[Start of Attachment]

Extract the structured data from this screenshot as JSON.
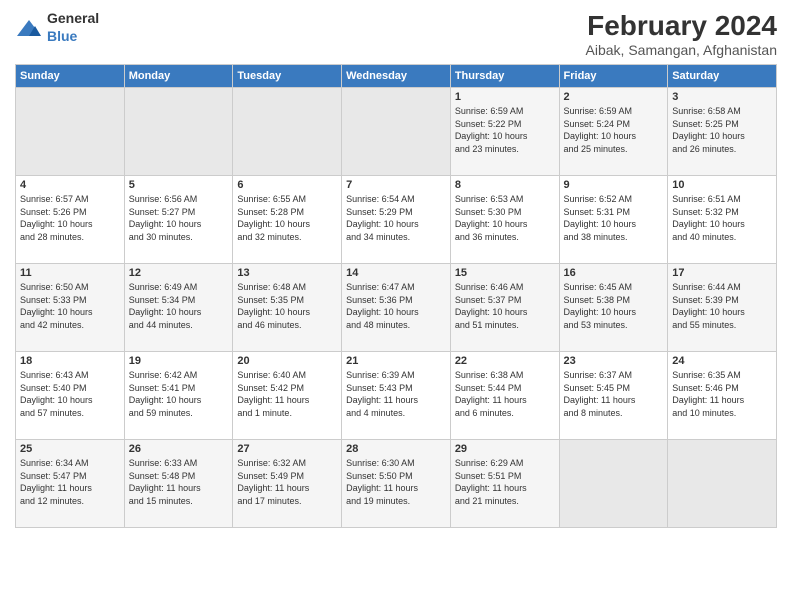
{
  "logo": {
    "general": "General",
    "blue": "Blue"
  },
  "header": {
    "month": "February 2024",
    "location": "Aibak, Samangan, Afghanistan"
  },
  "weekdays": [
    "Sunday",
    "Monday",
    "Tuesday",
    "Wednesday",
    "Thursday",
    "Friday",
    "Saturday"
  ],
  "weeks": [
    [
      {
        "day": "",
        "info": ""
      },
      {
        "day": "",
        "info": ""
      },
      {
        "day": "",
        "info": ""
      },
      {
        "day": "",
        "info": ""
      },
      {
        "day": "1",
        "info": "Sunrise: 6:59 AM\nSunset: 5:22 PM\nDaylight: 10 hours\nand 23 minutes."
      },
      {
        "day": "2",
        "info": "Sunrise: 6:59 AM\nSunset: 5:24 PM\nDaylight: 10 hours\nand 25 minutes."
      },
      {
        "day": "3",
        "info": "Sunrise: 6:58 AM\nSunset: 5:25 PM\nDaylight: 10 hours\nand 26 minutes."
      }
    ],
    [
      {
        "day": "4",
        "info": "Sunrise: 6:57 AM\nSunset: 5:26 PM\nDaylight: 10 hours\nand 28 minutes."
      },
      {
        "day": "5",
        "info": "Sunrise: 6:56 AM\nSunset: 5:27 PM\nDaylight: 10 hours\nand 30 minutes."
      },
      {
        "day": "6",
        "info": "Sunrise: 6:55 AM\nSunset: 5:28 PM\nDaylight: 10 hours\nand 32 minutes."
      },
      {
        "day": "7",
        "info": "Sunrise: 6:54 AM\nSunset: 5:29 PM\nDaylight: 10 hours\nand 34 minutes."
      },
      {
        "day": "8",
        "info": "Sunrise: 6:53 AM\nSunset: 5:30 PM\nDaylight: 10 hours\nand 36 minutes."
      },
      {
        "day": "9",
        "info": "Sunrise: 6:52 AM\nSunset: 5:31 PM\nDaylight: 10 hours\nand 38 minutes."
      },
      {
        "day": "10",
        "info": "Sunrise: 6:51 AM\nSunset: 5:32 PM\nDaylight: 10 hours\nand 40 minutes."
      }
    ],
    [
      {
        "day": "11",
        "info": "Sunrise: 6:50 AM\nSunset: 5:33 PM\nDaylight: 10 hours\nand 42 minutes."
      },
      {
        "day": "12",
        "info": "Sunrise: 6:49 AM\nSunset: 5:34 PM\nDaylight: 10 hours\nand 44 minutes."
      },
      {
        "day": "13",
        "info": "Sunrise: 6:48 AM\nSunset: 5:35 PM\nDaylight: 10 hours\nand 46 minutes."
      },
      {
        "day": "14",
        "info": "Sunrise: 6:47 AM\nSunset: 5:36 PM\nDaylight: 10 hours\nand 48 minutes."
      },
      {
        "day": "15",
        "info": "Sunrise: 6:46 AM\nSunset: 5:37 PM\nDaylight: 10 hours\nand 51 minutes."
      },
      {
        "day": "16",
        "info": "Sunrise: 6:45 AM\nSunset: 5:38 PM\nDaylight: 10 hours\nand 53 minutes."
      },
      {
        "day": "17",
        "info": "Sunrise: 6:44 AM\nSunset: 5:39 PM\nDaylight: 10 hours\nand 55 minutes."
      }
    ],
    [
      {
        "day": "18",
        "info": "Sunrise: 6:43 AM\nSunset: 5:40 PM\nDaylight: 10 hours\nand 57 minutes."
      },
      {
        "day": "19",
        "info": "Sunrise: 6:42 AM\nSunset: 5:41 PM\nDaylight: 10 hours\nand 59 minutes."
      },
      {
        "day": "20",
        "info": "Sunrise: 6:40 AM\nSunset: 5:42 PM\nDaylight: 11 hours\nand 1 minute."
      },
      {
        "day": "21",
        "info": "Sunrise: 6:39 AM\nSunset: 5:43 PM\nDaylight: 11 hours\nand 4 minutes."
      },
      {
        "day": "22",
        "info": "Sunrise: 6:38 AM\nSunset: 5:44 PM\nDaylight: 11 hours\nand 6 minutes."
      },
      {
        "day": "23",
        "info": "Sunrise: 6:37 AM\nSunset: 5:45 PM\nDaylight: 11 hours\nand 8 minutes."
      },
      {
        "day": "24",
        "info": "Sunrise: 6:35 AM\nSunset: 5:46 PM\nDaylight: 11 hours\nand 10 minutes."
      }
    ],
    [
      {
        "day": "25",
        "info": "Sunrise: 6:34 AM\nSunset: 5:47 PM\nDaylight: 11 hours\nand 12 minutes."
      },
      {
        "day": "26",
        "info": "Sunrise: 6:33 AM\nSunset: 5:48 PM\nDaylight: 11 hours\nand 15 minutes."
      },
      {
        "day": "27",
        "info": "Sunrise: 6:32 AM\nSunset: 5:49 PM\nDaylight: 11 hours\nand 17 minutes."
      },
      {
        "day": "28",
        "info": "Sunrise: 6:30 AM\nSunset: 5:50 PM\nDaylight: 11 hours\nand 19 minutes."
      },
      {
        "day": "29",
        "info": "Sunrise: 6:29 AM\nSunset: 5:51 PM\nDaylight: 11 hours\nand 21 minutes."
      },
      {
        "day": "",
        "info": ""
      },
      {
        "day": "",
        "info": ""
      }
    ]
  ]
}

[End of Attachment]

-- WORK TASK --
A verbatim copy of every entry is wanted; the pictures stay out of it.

-- OUTPUT FOR THIS TASK --
Extract the structured data from this screenshot as JSON.
{
  "logo": {
    "general": "General",
    "blue": "Blue"
  },
  "header": {
    "month": "February 2024",
    "location": "Aibak, Samangan, Afghanistan"
  },
  "weekdays": [
    "Sunday",
    "Monday",
    "Tuesday",
    "Wednesday",
    "Thursday",
    "Friday",
    "Saturday"
  ],
  "weeks": [
    [
      {
        "day": "",
        "info": ""
      },
      {
        "day": "",
        "info": ""
      },
      {
        "day": "",
        "info": ""
      },
      {
        "day": "",
        "info": ""
      },
      {
        "day": "1",
        "info": "Sunrise: 6:59 AM\nSunset: 5:22 PM\nDaylight: 10 hours\nand 23 minutes."
      },
      {
        "day": "2",
        "info": "Sunrise: 6:59 AM\nSunset: 5:24 PM\nDaylight: 10 hours\nand 25 minutes."
      },
      {
        "day": "3",
        "info": "Sunrise: 6:58 AM\nSunset: 5:25 PM\nDaylight: 10 hours\nand 26 minutes."
      }
    ],
    [
      {
        "day": "4",
        "info": "Sunrise: 6:57 AM\nSunset: 5:26 PM\nDaylight: 10 hours\nand 28 minutes."
      },
      {
        "day": "5",
        "info": "Sunrise: 6:56 AM\nSunset: 5:27 PM\nDaylight: 10 hours\nand 30 minutes."
      },
      {
        "day": "6",
        "info": "Sunrise: 6:55 AM\nSunset: 5:28 PM\nDaylight: 10 hours\nand 32 minutes."
      },
      {
        "day": "7",
        "info": "Sunrise: 6:54 AM\nSunset: 5:29 PM\nDaylight: 10 hours\nand 34 minutes."
      },
      {
        "day": "8",
        "info": "Sunrise: 6:53 AM\nSunset: 5:30 PM\nDaylight: 10 hours\nand 36 minutes."
      },
      {
        "day": "9",
        "info": "Sunrise: 6:52 AM\nSunset: 5:31 PM\nDaylight: 10 hours\nand 38 minutes."
      },
      {
        "day": "10",
        "info": "Sunrise: 6:51 AM\nSunset: 5:32 PM\nDaylight: 10 hours\nand 40 minutes."
      }
    ],
    [
      {
        "day": "11",
        "info": "Sunrise: 6:50 AM\nSunset: 5:33 PM\nDaylight: 10 hours\nand 42 minutes."
      },
      {
        "day": "12",
        "info": "Sunrise: 6:49 AM\nSunset: 5:34 PM\nDaylight: 10 hours\nand 44 minutes."
      },
      {
        "day": "13",
        "info": "Sunrise: 6:48 AM\nSunset: 5:35 PM\nDaylight: 10 hours\nand 46 minutes."
      },
      {
        "day": "14",
        "info": "Sunrise: 6:47 AM\nSunset: 5:36 PM\nDaylight: 10 hours\nand 48 minutes."
      },
      {
        "day": "15",
        "info": "Sunrise: 6:46 AM\nSunset: 5:37 PM\nDaylight: 10 hours\nand 51 minutes."
      },
      {
        "day": "16",
        "info": "Sunrise: 6:45 AM\nSunset: 5:38 PM\nDaylight: 10 hours\nand 53 minutes."
      },
      {
        "day": "17",
        "info": "Sunrise: 6:44 AM\nSunset: 5:39 PM\nDaylight: 10 hours\nand 55 minutes."
      }
    ],
    [
      {
        "day": "18",
        "info": "Sunrise: 6:43 AM\nSunset: 5:40 PM\nDaylight: 10 hours\nand 57 minutes."
      },
      {
        "day": "19",
        "info": "Sunrise: 6:42 AM\nSunset: 5:41 PM\nDaylight: 10 hours\nand 59 minutes."
      },
      {
        "day": "20",
        "info": "Sunrise: 6:40 AM\nSunset: 5:42 PM\nDaylight: 11 hours\nand 1 minute."
      },
      {
        "day": "21",
        "info": "Sunrise: 6:39 AM\nSunset: 5:43 PM\nDaylight: 11 hours\nand 4 minutes."
      },
      {
        "day": "22",
        "info": "Sunrise: 6:38 AM\nSunset: 5:44 PM\nDaylight: 11 hours\nand 6 minutes."
      },
      {
        "day": "23",
        "info": "Sunrise: 6:37 AM\nSunset: 5:45 PM\nDaylight: 11 hours\nand 8 minutes."
      },
      {
        "day": "24",
        "info": "Sunrise: 6:35 AM\nSunset: 5:46 PM\nDaylight: 11 hours\nand 10 minutes."
      }
    ],
    [
      {
        "day": "25",
        "info": "Sunrise: 6:34 AM\nSunset: 5:47 PM\nDaylight: 11 hours\nand 12 minutes."
      },
      {
        "day": "26",
        "info": "Sunrise: 6:33 AM\nSunset: 5:48 PM\nDaylight: 11 hours\nand 15 minutes."
      },
      {
        "day": "27",
        "info": "Sunrise: 6:32 AM\nSunset: 5:49 PM\nDaylight: 11 hours\nand 17 minutes."
      },
      {
        "day": "28",
        "info": "Sunrise: 6:30 AM\nSunset: 5:50 PM\nDaylight: 11 hours\nand 19 minutes."
      },
      {
        "day": "29",
        "info": "Sunrise: 6:29 AM\nSunset: 5:51 PM\nDaylight: 11 hours\nand 21 minutes."
      },
      {
        "day": "",
        "info": ""
      },
      {
        "day": "",
        "info": ""
      }
    ]
  ]
}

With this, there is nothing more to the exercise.